Under new rules agreed since the last leadership election, to get on the final ballot paper candidates need nominations from 10% of MPs plus either 5% of constituency parties (33) or 5% of affiliates by conference voting strength, two of which must be unions.
For regular updates on who has what nominations, see twitter.com/CLPNominations.
Leadership candidates’ contempt for conference
In a speech billed as advocating democratisation of the Labour Party, Rebecca Long-Bailey said this, and only this, about Labour’s conference:
“On our policy making. I have always believed that it is our members and trade unions who should shape our vision, but there has to be a more open and democratic way of developing our vision.
“Trying to clunkily mesh together the wording of various motions from constituency parties in a sweaty room at conference is not dynamic and it is not using the vast wealth of talent our members bring.”
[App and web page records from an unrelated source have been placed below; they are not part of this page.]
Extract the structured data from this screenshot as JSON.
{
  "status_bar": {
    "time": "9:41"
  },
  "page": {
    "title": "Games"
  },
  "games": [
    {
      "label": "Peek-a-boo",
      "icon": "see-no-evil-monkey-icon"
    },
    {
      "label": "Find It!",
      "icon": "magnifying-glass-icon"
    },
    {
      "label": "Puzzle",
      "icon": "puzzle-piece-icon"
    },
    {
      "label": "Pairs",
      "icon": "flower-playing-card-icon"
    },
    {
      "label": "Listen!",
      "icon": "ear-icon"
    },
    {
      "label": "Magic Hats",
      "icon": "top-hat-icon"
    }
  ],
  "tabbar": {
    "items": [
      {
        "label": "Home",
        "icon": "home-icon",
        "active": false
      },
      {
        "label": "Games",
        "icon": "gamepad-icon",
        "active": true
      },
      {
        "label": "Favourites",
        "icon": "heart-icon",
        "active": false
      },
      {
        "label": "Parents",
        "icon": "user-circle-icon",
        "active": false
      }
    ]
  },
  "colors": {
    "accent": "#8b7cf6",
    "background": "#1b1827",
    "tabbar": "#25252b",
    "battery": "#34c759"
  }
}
The reference is to “compositing”, the process by which hundreds of motions from constituency parties and unions are combined and sorted into a manageable number of options for full conference debate.
It is a necessary process for a large conference where motions can come from hundreds of sources. The left has never opposed compositing as such, nor should it want to.
The big problem in compositing is that Labour Party and union officials use it to bamboozle and pressure delegates into “losing” the more radical policy points in their motions.
Long-Bailey had a hard time in the Green New Deal compositing at Labour Party conference 2019. Constituency delegates were more stubborn than usual about not losing key policies (and so the compositing went on much longer than usual).
Solving that “problem” would be a step back, not forwards.
It’s not just Long-Bailey, of course. Keir Starmer has played the same role in compositing, for instance on Brexit and free movement in 2018.
In a recent interview for the Mirror, Emily Thornberry said that she did not support ending “Right to Buy”. She made no reference whatsoever to the fact — in fact she may not even know — that the last conference voted overwhelmingly to end Right to Buy.
The bit about “sweaty rooms” was the only comment on the role of conference in Long-Bailey’s speech. Only the most naive could interpret it as a wish for better-ventilated compositing rooms.
Long-Bailey’s whole wing of the left that has a clear record of disparaging the role of face-to-face democratic discussion and decision-making in order to replace it with a tightly controlled system of online “consultation” (for example in Momentum).
We should fight to make conference the genuinely sovereign decision-making body of the party.